[Exercise data — start]

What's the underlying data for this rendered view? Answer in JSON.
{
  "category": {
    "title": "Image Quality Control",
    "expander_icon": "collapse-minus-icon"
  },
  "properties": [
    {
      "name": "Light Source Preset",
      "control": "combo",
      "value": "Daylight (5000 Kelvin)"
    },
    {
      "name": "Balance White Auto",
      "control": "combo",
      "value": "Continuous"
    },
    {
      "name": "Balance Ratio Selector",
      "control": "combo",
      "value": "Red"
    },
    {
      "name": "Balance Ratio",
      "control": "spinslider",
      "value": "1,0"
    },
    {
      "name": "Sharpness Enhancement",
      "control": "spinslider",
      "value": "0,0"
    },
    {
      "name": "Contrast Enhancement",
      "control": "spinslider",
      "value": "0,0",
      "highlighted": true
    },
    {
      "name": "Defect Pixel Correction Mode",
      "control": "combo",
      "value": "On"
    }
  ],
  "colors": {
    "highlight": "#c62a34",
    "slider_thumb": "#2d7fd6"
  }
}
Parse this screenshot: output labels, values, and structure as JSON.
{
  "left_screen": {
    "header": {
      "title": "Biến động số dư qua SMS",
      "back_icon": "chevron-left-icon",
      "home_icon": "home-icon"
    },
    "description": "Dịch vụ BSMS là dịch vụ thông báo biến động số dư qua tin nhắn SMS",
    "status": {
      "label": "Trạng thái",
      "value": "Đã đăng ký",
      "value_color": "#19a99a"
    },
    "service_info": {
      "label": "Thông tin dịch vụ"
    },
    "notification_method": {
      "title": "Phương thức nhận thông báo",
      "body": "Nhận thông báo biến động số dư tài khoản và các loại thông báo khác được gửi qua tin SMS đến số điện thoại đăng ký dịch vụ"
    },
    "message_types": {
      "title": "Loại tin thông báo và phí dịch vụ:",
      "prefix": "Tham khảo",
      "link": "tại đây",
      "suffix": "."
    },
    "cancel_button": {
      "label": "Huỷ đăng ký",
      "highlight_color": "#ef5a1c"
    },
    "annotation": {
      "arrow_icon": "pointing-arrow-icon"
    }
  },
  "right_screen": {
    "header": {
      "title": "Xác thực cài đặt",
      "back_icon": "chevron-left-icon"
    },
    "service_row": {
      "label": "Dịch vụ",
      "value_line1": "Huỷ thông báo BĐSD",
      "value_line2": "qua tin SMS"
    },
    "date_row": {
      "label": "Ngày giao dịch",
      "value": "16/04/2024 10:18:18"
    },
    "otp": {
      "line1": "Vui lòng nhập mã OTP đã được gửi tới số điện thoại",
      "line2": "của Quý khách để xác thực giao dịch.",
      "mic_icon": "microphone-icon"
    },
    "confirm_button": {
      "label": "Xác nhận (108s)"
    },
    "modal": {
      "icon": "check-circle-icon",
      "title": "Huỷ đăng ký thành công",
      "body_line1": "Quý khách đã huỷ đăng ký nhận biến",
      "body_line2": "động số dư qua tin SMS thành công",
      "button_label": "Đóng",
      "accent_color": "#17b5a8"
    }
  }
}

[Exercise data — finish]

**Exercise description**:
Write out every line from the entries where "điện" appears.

**Exercise result**:
      "body": "Nhận thông báo biến động số dư tài khoản và các loại thông báo khác được gửi qua tin SMS đến số điện thoại đăng ký dịch vụ"
      "line1": "Vui lòng nhập mã OTP đã được gửi tới số điện thoại",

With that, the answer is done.